MONTEGO BAY, St James — In the wake of recent accidents involving cruise ships, Minister of Transport, Works and Housing, Dr Omar Davies is concerned about Jamaica's level of preparedness to conduct mass rescue operations in the event of similar occurrences in local waters.
Noting that the world's two largest cruise liners call frequently at Jamaican ports, Dr Davies made reference to the January 2012 shipwreck of the Costa Concordia, which left 32 people dead in Italy.
"I am just thinking in Jamaica's case where we are visited on a regular basis by the two largest cruise liners what would be our action plan if either got into problems in Jamaican waters," Dr Davies said.
The transport minister articulated the need for an integrated Caribbean approach towards tackling the issue of mass rescue operations from distressed cruise vessels.
"With the recent events involving the Costa Concordia in Italy, steps should also be taken to look at a regional framework for mass rescue operations from cruise ships which are in distress," Dr Davies argued.
"In our attempts to comply with the various IMO Instruments governing the safety of shipping, pollution prevention and the competence of seafarers, many of our independent States and territories have faced significant human and financial resources challenges," Dr Davies added.
He was speaking on Friday at the the International Maritime Organisation (IMO) high level symposium held at the Iberostar Beach Hotel in St James.
The symposium was hosted by the Maritime Authority of Jamaica (MAJ), a signatory to the various conventions promulgated by the IMO.

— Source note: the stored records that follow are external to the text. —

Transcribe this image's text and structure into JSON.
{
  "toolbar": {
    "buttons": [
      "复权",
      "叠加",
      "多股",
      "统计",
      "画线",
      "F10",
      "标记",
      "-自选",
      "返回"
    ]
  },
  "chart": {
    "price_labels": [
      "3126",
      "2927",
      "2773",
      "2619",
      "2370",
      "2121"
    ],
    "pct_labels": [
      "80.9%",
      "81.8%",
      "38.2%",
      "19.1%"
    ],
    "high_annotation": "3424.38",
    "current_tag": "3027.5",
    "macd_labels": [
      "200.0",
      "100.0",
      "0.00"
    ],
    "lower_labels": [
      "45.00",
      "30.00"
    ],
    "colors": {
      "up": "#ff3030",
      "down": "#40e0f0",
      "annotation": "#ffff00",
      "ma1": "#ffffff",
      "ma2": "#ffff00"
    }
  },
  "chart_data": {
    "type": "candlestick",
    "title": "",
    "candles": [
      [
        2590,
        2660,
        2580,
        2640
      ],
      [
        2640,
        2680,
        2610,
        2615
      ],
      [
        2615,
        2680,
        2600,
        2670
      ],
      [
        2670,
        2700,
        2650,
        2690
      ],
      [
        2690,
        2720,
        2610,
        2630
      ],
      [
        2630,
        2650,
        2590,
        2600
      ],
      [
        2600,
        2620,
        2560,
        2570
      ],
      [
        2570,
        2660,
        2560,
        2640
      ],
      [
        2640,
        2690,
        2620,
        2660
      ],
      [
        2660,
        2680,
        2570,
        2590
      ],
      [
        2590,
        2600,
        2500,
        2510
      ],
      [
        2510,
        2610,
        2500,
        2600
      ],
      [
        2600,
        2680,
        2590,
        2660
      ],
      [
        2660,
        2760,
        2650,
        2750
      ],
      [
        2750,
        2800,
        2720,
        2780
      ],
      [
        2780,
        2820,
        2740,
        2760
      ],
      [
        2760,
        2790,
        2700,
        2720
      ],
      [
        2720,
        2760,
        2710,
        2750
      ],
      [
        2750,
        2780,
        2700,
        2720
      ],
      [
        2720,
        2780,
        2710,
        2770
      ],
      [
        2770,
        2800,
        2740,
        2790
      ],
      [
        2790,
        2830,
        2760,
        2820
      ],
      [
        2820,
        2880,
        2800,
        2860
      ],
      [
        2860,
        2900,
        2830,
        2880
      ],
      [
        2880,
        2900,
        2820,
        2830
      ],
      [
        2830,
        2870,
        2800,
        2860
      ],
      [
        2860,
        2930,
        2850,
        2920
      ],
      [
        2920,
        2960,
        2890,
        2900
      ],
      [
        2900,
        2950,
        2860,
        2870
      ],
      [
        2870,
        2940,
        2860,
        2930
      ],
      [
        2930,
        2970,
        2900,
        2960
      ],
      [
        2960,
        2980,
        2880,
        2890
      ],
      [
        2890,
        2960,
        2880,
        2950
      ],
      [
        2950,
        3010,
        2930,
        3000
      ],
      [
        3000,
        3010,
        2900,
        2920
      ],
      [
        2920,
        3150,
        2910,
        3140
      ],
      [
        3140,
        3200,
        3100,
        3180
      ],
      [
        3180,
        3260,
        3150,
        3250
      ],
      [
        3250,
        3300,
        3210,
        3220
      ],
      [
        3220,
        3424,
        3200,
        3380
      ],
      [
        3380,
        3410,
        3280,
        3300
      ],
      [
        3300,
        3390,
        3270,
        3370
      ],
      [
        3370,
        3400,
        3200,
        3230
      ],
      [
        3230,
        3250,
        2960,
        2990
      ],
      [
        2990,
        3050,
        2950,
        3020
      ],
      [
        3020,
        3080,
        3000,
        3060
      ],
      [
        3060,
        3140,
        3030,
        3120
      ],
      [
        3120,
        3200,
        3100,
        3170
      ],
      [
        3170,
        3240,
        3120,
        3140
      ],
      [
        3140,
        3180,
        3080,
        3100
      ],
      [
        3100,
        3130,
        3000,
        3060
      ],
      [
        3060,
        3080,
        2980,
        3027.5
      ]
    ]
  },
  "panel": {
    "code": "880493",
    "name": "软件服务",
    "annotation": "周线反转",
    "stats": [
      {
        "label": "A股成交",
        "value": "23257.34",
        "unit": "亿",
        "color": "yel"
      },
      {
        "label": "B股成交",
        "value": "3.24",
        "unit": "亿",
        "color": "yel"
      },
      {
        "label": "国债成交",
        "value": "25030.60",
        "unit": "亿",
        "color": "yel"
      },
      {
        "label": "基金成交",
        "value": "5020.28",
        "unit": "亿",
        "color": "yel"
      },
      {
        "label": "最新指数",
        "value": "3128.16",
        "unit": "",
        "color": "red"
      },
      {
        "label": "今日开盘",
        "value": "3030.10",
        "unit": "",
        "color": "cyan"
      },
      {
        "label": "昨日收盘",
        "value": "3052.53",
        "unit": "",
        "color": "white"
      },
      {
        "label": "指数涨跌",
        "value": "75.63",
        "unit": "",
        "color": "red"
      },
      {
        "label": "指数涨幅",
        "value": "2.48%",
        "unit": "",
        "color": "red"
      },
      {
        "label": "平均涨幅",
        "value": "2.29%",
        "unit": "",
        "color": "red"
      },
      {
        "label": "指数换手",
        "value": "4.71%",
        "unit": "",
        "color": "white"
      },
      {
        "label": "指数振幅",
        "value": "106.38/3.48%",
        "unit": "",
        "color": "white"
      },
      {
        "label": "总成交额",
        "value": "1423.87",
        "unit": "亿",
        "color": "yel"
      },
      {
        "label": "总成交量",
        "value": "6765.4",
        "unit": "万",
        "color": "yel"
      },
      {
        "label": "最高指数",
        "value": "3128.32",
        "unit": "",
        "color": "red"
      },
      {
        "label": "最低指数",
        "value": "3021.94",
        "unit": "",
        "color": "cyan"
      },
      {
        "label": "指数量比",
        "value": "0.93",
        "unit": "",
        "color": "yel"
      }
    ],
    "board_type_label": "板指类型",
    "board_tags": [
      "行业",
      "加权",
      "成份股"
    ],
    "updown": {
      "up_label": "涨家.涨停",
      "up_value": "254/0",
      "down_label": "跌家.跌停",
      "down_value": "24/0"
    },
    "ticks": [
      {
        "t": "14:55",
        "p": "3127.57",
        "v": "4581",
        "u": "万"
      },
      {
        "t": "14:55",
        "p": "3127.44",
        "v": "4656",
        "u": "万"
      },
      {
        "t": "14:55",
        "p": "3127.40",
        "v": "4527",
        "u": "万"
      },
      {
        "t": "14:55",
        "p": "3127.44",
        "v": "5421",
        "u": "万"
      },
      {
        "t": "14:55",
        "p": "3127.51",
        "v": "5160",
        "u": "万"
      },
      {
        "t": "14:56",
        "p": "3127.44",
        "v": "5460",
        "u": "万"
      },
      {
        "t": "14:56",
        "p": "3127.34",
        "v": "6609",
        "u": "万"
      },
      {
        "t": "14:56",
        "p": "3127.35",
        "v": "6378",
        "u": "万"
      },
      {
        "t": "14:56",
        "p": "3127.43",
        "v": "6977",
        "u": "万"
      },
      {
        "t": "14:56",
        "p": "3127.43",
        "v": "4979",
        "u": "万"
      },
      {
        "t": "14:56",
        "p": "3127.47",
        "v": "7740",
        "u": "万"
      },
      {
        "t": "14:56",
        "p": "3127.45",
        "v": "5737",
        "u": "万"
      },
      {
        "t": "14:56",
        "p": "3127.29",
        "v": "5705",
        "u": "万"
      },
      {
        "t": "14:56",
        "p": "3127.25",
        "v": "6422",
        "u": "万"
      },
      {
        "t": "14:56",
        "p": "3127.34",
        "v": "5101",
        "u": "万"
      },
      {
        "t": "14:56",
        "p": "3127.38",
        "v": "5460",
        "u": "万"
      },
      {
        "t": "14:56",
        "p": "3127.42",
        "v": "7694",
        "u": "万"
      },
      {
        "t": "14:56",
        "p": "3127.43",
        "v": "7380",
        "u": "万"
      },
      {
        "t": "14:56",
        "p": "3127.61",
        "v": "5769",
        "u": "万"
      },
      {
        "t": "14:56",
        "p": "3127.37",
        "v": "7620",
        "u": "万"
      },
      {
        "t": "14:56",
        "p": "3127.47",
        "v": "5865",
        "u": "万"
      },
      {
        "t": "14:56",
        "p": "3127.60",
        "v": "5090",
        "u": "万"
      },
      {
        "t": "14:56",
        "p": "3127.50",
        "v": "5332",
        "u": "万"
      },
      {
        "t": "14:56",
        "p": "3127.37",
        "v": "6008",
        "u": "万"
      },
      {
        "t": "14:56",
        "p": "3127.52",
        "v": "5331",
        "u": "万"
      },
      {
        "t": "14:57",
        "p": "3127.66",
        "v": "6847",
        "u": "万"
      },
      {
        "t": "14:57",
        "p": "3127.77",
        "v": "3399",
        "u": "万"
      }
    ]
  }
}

The event attracted participants from 20 countries across the Caribbean Rrgion. The delegates gathered in Jamaica from February 19-22 to discuss critical developments that will affect these countries' reputations as responsible maritime states.
Among the issues discussed were piracy, standards for the disposal of ship generated garbage and ballast water management.
Permanent Secretary in the Ministry of Transport, Works and Housing, Audrey Sewell, in a prepared statement, said that "although we have come a long way in regulating maritime safety, security and environment" there is much more work to be done.
"We still have more work ahead of us, and this work has more often to do with vigilance and observance of the rules rather than the requirements of new standards," read a portion of the statement presented by Claudia Grant, Deputy Director General of the Maritime Authority of Jamaica.
Sewell stressed the importance of the Maritime Labour Convention, touted as the "seafarers bill of rights" and other key international Conventions of the IMO.
"We have to protect these interests with the same vigour that we seek economic gains from direct commercial maritime activities. They are just as critical, even more critical in some cases, as an accident at sea which may have devastating effects such as the discharge of fuel in our marine environment, loss of lives and property with far reaching implications both for the shore-side and sea, and for us in the region that rely so heavily on the sea for trade, recreation, tourism, and other economic activities".